§ **WHAT TO WORK ON**: Copy all records verbatim.

§ **AVAILABLE DATA**:
○ ○ ○

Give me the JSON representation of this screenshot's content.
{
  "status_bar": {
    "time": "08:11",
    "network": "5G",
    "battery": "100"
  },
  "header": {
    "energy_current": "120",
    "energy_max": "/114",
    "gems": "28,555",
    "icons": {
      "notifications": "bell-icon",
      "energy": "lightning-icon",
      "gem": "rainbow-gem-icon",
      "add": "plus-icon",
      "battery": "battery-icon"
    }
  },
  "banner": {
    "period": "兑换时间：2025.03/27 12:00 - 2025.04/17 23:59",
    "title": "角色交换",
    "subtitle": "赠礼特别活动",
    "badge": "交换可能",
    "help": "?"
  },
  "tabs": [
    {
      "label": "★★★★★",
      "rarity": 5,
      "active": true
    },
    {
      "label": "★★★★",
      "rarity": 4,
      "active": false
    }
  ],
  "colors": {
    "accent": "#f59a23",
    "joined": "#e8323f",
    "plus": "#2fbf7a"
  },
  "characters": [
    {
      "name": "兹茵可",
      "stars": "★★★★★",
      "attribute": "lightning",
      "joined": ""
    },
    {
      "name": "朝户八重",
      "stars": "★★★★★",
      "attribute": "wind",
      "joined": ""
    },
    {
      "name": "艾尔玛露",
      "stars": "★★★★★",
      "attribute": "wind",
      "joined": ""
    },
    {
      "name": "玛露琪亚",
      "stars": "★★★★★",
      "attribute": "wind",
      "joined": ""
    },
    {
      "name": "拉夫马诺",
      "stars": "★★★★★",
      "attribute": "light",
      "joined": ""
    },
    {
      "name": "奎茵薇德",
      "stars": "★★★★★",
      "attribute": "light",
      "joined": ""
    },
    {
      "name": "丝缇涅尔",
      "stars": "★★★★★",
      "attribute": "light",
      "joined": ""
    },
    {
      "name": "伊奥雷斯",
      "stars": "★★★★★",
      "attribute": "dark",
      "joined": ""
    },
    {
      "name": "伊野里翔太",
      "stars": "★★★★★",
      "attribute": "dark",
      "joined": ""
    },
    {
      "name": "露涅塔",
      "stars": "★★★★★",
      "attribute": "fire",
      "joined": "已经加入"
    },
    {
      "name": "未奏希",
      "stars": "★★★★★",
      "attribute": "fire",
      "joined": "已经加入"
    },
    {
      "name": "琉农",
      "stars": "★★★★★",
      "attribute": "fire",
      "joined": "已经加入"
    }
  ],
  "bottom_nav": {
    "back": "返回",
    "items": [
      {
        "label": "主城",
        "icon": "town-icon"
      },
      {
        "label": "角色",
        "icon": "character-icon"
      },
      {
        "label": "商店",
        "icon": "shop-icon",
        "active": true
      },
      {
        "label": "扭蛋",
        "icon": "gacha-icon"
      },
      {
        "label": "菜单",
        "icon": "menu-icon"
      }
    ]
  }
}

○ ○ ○

§ **RESPONSE TO THIS TASK**:
Give me the JSON representation of this screenshot's content.
{
  "status_bar": {
    "time": "08:11",
    "network": "5G",
    "battery": "100"
  },
  "header": {
    "energy_current": "120",
    "energy_max": "/114",
    "gems": "28,555",
    "icons": {
      "notifications": "bell-icon",
      "energy": "lightning-icon",
      "gem": "rainbow-gem-icon",
      "add": "plus-icon",
      "battery": "battery-icon"
    }
  },
  "banner": {
    "period": "兑换时间：2025.03/27 12:00 - 2025.04/17 23:59",
    "title": "角色交换",
    "subtitle": "赠礼特别活动",
    "badge": "交换可能",
    "help": "?"
  },
  "tabs": [
    {
      "label": "★★★★★",
      "rarity": 5,
      "active": true
    },
    {
      "label": "★★★★",
      "rarity": 4,
      "active": false
    }
  ],
  "colors": {
    "accent": "#f59a23",
    "joined": "#e8323f",
    "plus": "#2fbf7a"
  },
  "characters": [
    {
      "name": "兹茵可",
      "stars": "★★★★★",
      "attribute": "lightning",
      "joined": ""
    },
    {
      "name": "朝户八重",
      "stars": "★★★★★",
      "attribute": "wind",
      "joined": ""
    },
    {
      "name": "艾尔玛露",
      "stars": "★★★★★",
      "attribute": "wind",
      "joined": ""
    },
    {
      "name": "玛露琪亚",
      "stars": "★★★★★",
      "attribute": "wind",
      "joined": ""
    },
    {
      "name": "拉夫马诺",
      "stars": "★★★★★",
      "attribute": "light",
      "joined": ""
    },
    {
      "name": "奎茵薇德",
      "stars": "★★★★★",
      "attribute": "light",
      "joined": ""
    },
    {
      "name": "丝缇涅尔",
      "stars": "★★★★★",
      "attribute": "light",
      "joined": ""
    },
    {
      "name": "伊奥雷斯",
      "stars": "★★★★★",
      "attribute": "dark",
      "joined": ""
    },
    {
      "name": "伊野里翔太",
      "stars": "★★★★★",
      "attribute": "dark",
      "joined": ""
    },
    {
      "name": "露涅塔",
      "stars": "★★★★★",
      "attribute": "fire",
      "joined": "已经加入"
    },
    {
      "name": "未奏希",
      "stars": "★★★★★",
      "attribute": "fire",
      "joined": "已经加入"
    },
    {
      "name": "琉农",
      "stars": "★★★★★",
      "attribute": "fire",
      "joined": "已经加入"
    }
  ],
  "bottom_nav": {
    "back": "返回",
    "items": [
      {
        "label": "主城",
        "icon": "town-icon"
      },
      {
        "label": "角色",
        "icon": "character-icon"
      },
      {
        "label": "商店",
        "icon": "shop-icon",
        "active": true
      },
      {
        "label": "扭蛋",
        "icon": "gacha-icon"
      },
      {
        "label": "菜单",
        "icon": "menu-icon"
      }
    ]
  }
}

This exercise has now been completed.